This story originally appeared in Jacobin on Dec. 22, 2021. It is shared here with permission.
During a conversation with reporters on Dec. 6, White House Press Secretary Jen Psaki fielded a question from NPR’s Mara Liasson about why the US government wasn’t making free COVID tests available to all. Liasson’s question was perfectly reasonable. After all, several countries have opted to make free testing available—and the idea of simply sending tests through the mail made a lot more sense than the much more convoluted and insurance-based scheme the White House was then touting. Psaki’s response, which combined exasperated mockery with a clichéd talking point about how much free testing would cost, was resoundingly and rightly criticized.
Sometime during the roughly two weeks since Psaki gave her press conference, the laws of political reality appear to have shifted—and what was worthy of mockery by the White House press secretary less than a month ago seems to have been quite possible all along.

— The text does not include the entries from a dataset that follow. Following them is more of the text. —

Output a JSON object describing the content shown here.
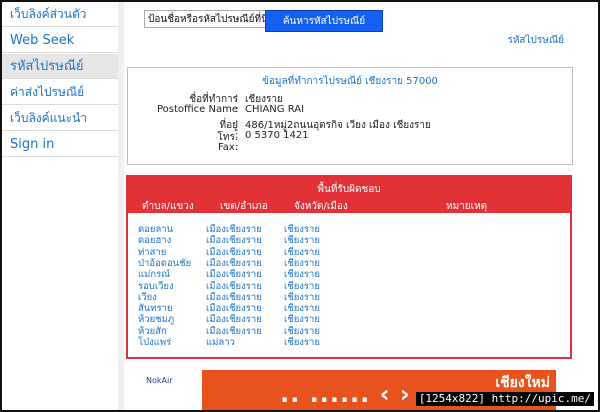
{
  "sidebar": {
    "items": [
      {
        "label": "เว็บลิงค์ส่วนตัว",
        "active": false
      },
      {
        "label": "Web Seek",
        "active": false
      },
      {
        "label": "รหัสไปรษณีย์",
        "active": true
      },
      {
        "label": "ค่าส่งไปรษณีย์",
        "active": false
      },
      {
        "label": "เว็บลิงค์แนะนำ",
        "active": false
      },
      {
        "label": "Sign in",
        "active": false
      }
    ]
  },
  "search": {
    "input_value": "ป้อนชื่อหรือรหัสไปรษณีย์ที่นี่",
    "button_label": "ค้นหารหัสไปรษณีย์"
  },
  "top_link": "รหัสไปรษณีย์",
  "postoffice": {
    "title": "ข้อมูลที่ทำการไปรษณีย์ เชียงราย 57000",
    "rows": [
      {
        "label": "ชื่อที่ทำการ",
        "value": "เชียงราย"
      },
      {
        "label": "Postoffice Name",
        "value": "CHIANG RAI"
      },
      {
        "label": "ที่อยู่",
        "value": "486/1หมู่2ถนนอุตรกิจ เวียง เมือง เชียงราย"
      },
      {
        "label": "โทร.",
        "value": "0 5370 1421"
      },
      {
        "label": "Fax.",
        "value": ""
      }
    ]
  },
  "area": {
    "title": "พื้นที่รับผิดชอบ",
    "headers": [
      "ตำบล/แขวง",
      "เขต/อำเภอ",
      "จังหวัด/เมือง",
      "หมายเหตุ"
    ],
    "rows": [
      [
        "ดอยลาน",
        "เมืองเชียงราย",
        "เชียงราย"
      ],
      [
        "ดอยฮาง",
        "เมืองเชียงราย",
        "เชียงราย"
      ],
      [
        "ท่าสาย",
        "เมืองเชียงราย",
        "เชียงราย"
      ],
      [
        "ป่าอ้อดอนชัย",
        "เมืองเชียงราย",
        "เชียงราย"
      ],
      [
        "แม่กรณ์",
        "เมืองเชียงราย",
        "เชียงราย"
      ],
      [
        "รอบเวียง",
        "เมืองเชียงราย",
        "เชียงราย"
      ],
      [
        "เวียง",
        "เมืองเชียงราย",
        "เชียงราย"
      ],
      [
        "สันทราย",
        "เมืองเชียงราย",
        "เชียงราย"
      ],
      [
        "ห้วยชมภู",
        "เมืองเชียงราย",
        "เชียงราย"
      ],
      [
        "ห้วยสัก",
        "เมืองเชียงราย",
        "เชียงราย"
      ],
      [
        "โป่งแพร่",
        "แม่ลาว",
        "เชียงราย"
      ]
    ]
  },
  "banner": {
    "logo_text": "NokAir",
    "right_text": "เชียงใหม่"
  },
  "stamp": "[1254x822] http://upic.me/",
  "colors": {
    "accent": "#1b73c8",
    "button": "#1460f5",
    "table_header": "#e23238",
    "banner": "#e8521c"
  }
}
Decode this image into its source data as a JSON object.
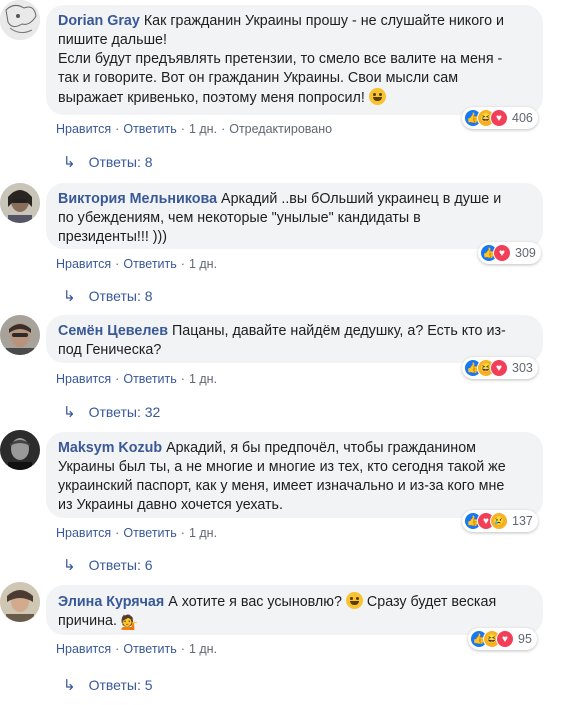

Though details are still emerging, Biden administration officials this week made clear that they plan to send out half a billion free, rapid at-home tests in January. We’ll have to wait and see how the White House intends to make such a plan work, and whether or not its promised quantity of tests is actually adequate to meet needs.
What we do know is that it was always possible to make free testing available on a large scale and that, with the Christmas season in full swing, the White House’s foot-dragging represents a significant failure (even if it has essentially conceded the concept of free testing). Given the administration’s track record to date and Joe Biden’s own established preference for means-testing, it’s still possible the rollout next month will come with strings attached or needless eligibility criteria. Regardless, the case for making rapid COVID-19 tests free to anyone and everyone who wants them remains as ironclad, from a public health perspective, as it did a few weeks ago.
A bigger takeaway from the administration’s sudden pivot is that the greatest barrier to large-scale or activist state policies is quite often just plain and simple political will. The bipartisan preference for a small-c conservative approach to governance, even during a world-historic crisis, is just that: a preference, and no more bound by immovable laws than any voluntarily assumed belief system.
Examples of big institutional and policy changes that are regularly dismissed as unfeasible by political elites in both parties can frequently be seen working well in other countries, and not just in relation to COVID. Universal health care, federally guaranteed paid parental leave, publicly funded childcare, and a vast range of other transformative and popular policies would be perfectly within reach for people across the United States, were it not for organized elite and corporate opposition to them.
It’s not, of course, the case that any president can simply will such things into existence. But as even a relatively small example like that of free COVID testing shows, it is very much is the case that the realm of what’s possible is itself a political question—and that all kinds of things become decidedly more possible once people who wield power and influence stop treating them as if they were unthinkable.